• [What is being asked]: In the records below, find each line holding the word "DEFAULT" and copy it.

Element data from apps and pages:
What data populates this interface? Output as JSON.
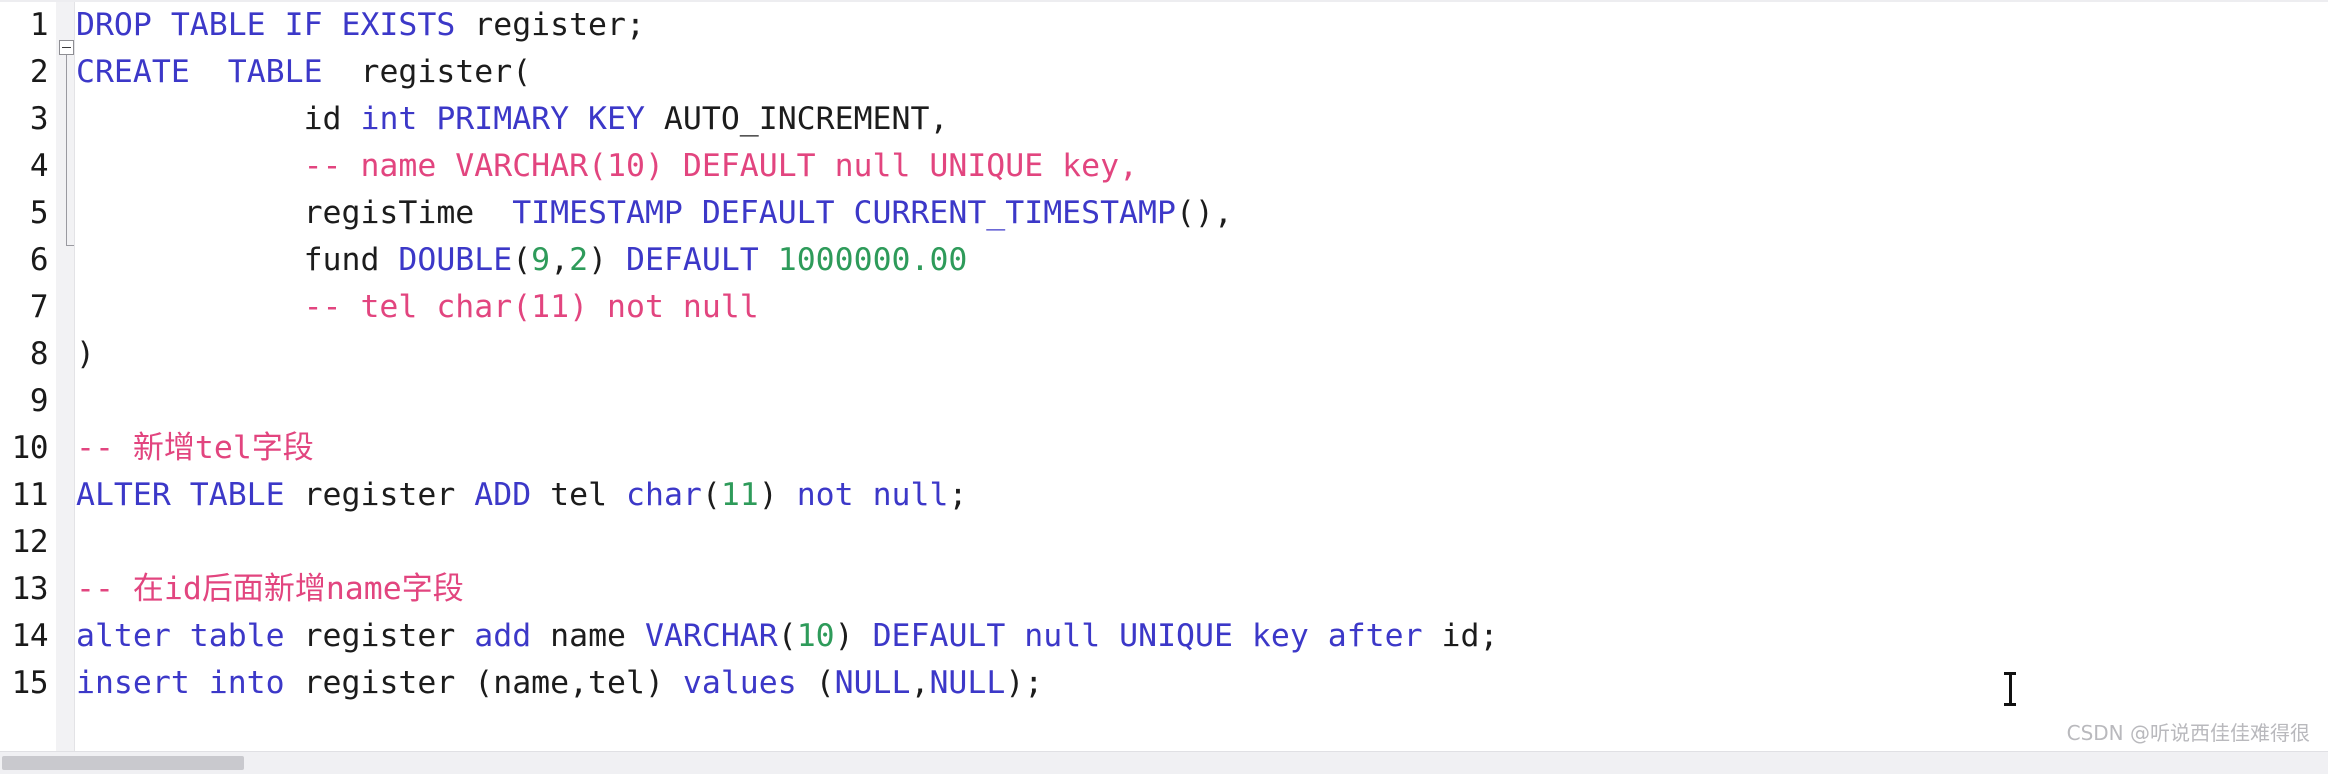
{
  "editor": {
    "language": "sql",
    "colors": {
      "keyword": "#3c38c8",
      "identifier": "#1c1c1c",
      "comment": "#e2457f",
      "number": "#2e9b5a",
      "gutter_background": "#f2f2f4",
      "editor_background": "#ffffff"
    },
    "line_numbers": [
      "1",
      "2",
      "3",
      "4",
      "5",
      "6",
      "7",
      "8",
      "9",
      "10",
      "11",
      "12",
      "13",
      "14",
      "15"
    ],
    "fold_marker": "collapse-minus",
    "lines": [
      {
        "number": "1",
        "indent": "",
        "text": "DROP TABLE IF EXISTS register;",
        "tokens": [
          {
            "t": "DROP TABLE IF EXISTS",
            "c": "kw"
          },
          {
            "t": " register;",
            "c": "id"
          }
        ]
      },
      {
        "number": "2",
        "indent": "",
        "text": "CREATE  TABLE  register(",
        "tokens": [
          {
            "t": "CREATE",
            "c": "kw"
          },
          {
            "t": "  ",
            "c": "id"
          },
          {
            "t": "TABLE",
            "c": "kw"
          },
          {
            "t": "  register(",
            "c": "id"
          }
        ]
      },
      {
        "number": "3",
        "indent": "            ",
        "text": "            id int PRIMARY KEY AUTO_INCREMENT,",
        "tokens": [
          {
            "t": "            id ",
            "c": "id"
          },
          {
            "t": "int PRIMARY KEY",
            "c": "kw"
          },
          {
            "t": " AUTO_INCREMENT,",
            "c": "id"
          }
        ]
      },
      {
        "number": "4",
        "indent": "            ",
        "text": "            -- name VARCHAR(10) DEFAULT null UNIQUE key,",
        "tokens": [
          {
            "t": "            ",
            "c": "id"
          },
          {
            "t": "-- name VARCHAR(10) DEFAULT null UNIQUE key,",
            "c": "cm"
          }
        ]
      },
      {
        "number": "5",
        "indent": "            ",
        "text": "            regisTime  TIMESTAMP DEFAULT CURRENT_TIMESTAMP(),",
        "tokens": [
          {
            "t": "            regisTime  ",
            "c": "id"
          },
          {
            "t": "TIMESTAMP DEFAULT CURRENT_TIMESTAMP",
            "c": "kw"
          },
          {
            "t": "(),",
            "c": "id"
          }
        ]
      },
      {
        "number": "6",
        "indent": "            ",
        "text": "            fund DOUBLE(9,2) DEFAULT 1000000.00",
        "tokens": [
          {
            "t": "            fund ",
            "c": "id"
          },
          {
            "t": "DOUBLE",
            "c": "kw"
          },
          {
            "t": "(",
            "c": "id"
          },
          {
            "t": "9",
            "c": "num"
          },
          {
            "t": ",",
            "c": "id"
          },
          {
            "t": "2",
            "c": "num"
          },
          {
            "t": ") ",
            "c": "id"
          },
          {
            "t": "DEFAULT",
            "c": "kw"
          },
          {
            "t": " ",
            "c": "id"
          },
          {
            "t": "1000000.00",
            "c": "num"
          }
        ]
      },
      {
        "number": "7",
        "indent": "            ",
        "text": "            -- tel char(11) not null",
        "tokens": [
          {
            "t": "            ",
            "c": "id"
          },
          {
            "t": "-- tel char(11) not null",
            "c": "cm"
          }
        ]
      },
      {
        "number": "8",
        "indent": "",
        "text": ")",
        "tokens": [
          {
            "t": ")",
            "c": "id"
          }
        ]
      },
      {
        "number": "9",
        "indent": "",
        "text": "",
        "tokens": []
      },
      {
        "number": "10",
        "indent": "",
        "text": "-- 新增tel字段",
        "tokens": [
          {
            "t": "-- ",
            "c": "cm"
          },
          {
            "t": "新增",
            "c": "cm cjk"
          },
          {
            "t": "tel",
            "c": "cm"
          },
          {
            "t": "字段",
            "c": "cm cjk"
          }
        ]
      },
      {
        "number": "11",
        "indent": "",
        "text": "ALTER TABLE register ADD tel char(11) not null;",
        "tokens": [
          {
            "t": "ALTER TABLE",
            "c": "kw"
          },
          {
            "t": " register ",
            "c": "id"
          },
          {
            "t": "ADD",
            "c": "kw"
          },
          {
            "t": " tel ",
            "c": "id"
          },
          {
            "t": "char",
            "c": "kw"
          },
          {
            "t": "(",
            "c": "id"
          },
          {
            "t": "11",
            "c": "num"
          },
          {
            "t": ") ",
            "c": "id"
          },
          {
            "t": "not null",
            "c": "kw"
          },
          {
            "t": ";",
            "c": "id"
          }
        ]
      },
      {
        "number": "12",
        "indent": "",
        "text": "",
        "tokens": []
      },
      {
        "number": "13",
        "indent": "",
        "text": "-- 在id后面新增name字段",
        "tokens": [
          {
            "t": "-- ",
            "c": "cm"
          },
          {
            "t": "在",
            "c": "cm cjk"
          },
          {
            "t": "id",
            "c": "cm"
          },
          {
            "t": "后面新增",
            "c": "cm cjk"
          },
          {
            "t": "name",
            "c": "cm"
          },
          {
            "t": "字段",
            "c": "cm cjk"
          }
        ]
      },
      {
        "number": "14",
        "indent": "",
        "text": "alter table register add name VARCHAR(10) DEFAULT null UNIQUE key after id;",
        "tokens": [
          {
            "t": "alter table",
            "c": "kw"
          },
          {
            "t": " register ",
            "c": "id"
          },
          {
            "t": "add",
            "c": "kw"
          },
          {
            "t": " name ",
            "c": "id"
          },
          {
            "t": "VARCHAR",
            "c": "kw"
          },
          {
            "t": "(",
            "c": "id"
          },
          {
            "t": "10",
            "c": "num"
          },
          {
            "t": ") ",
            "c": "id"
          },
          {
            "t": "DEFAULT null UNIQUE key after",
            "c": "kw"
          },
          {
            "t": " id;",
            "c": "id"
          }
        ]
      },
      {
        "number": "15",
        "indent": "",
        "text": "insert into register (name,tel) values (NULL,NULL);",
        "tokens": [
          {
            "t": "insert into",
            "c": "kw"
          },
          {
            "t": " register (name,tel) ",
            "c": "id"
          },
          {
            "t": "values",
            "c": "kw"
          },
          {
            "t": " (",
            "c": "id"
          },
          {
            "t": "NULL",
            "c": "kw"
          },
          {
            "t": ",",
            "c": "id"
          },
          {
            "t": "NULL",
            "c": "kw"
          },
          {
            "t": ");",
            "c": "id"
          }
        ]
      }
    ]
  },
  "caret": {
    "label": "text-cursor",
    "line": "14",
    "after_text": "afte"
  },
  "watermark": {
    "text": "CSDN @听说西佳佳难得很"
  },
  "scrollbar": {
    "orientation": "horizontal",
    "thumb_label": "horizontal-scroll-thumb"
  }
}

• [Answer to this problem]:
        "text": "            -- name VARCHAR(10) DEFAULT null UNIQUE key,",
            "t": "-- name VARCHAR(10) DEFAULT null UNIQUE key,",
        "text": "            regisTime  TIMESTAMP DEFAULT CURRENT_TIMESTAMP(),",
            "t": "TIMESTAMP DEFAULT CURRENT_TIMESTAMP",
        "text": "            fund DOUBLE(9,2) DEFAULT 1000000.00",
            "t": "DEFAULT",
        "text": "alter table register add name VARCHAR(10) DEFAULT null UNIQUE key after id;",
            "t": "DEFAULT null UNIQUE key after",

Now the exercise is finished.